## EXERCISE BRIEF
Give the number of lines below with "icon" in them, leaving out anything else.

## DATA RECORDS
^^^^^^^^

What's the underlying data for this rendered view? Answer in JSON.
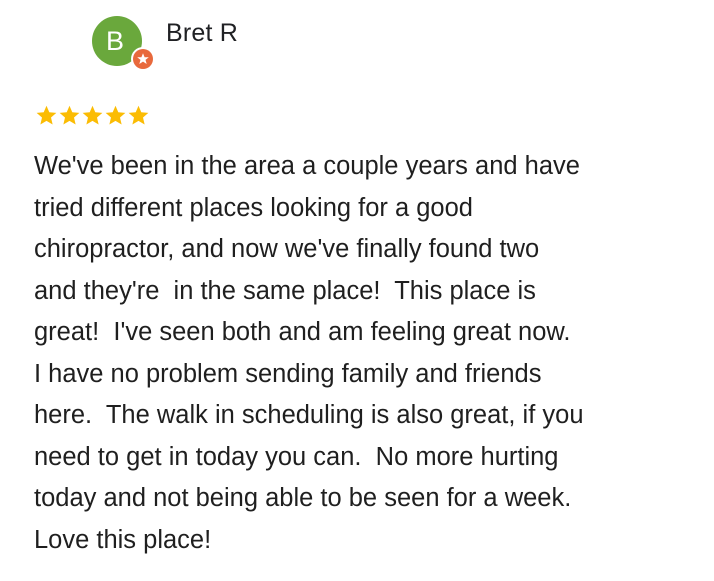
{
  "reviewer": {
    "initial": "B",
    "name": "Bret R",
    "avatar_color": "#6aa83c",
    "badge_icon": "local-guide-star-icon",
    "badge_color": "#e8693c"
  },
  "rating": {
    "stars": 5,
    "max_stars": 5,
    "star_color": "#fbbc04",
    "icon": "star-icon"
  },
  "review": {
    "lines": [
      "We've been in the area a couple years and have",
      "tried different places looking for a good",
      "chiropractor, and now we've finally found two",
      "and they're  in the same place!  This place is",
      "great!  I've seen both and am feeling great now.",
      "I have no problem sending family and friends",
      "here.  The walk in scheduling is also great, if you",
      "need to get in today you can.  No more hurting",
      "today and not being able to be seen for a week.",
      "Love this place!"
    ]
  }
}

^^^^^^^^

## ANSWER TO THE EXERCISE
2